— TASK BRIEF —
Your answer must be an exact copy of the records below, minus the pictures.

— INFORMATION GIVEN —
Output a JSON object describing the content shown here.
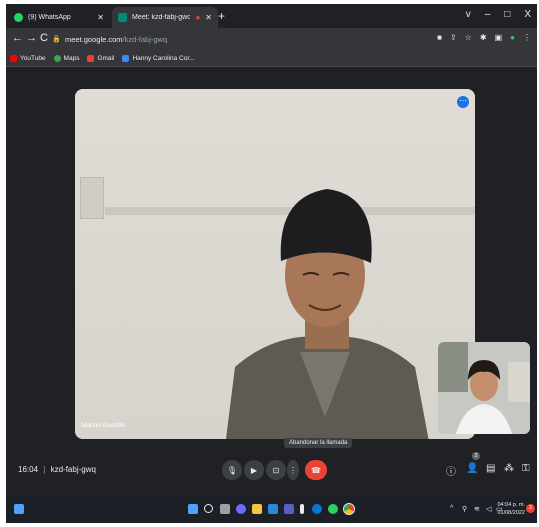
{
  "browser": {
    "tabs": [
      {
        "label": "(9) WhatsApp",
        "active": false,
        "icon": "whatsapp-icon",
        "color": "#25d366"
      },
      {
        "label": "Meet: kzd-fabj-gwq",
        "active": true,
        "icon": "meet-icon",
        "color": "#00897b"
      }
    ],
    "new_tab": "+",
    "window_controls": [
      "v",
      "–",
      "□",
      "X"
    ],
    "url_host": "meet.google.com",
    "url_path": "/kzd-fabj-gwq",
    "bookmarks": [
      {
        "label": "YouTube",
        "icon": "youtube-icon",
        "color": "#ff0000"
      },
      {
        "label": "Maps",
        "icon": "maps-icon",
        "color": "#34a853"
      },
      {
        "label": "Gmail",
        "icon": "gmail-icon",
        "color": "#ea4335"
      },
      {
        "label": "Hanny Carolina Cor...",
        "icon": "docs-icon",
        "color": "#4285f4"
      }
    ]
  },
  "meet": {
    "main_participant": "Marlon Gordillo",
    "tooltip": "Abandonar la llamada",
    "time": "16:04",
    "separator": "|",
    "meeting_code": "kzd-fabj-gwq",
    "participants_count": "2"
  },
  "taskbar": {
    "time": "04:04 p. m.",
    "date": "01/08/2022",
    "notification_count": "2"
  },
  "colors": {
    "end_call": "#ea4335",
    "accent": "#1a73e8",
    "background": "#202124"
  }
}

— EXPECTED OUTPUT —
Output a JSON object describing the content shown here.
{
  "browser": {
    "tabs": [
      {
        "label": "(9) WhatsApp",
        "active": false,
        "icon": "whatsapp-icon",
        "color": "#25d366"
      },
      {
        "label": "Meet: kzd-fabj-gwq",
        "active": true,
        "icon": "meet-icon",
        "color": "#00897b"
      }
    ],
    "new_tab": "+",
    "window_controls": [
      "v",
      "–",
      "□",
      "X"
    ],
    "url_host": "meet.google.com",
    "url_path": "/kzd-fabj-gwq",
    "bookmarks": [
      {
        "label": "YouTube",
        "icon": "youtube-icon",
        "color": "#ff0000"
      },
      {
        "label": "Maps",
        "icon": "maps-icon",
        "color": "#34a853"
      },
      {
        "label": "Gmail",
        "icon": "gmail-icon",
        "color": "#ea4335"
      },
      {
        "label": "Hanny Carolina Cor...",
        "icon": "docs-icon",
        "color": "#4285f4"
      }
    ]
  },
  "meet": {
    "main_participant": "Marlon Gordillo",
    "tooltip": "Abandonar la llamada",
    "time": "16:04",
    "separator": "|",
    "meeting_code": "kzd-fabj-gwq",
    "participants_count": "2"
  },
  "taskbar": {
    "time": "04:04 p. m.",
    "date": "01/08/2022",
    "notification_count": "2"
  },
  "colors": {
    "end_call": "#ea4335",
    "accent": "#1a73e8",
    "background": "#202124"
  }
}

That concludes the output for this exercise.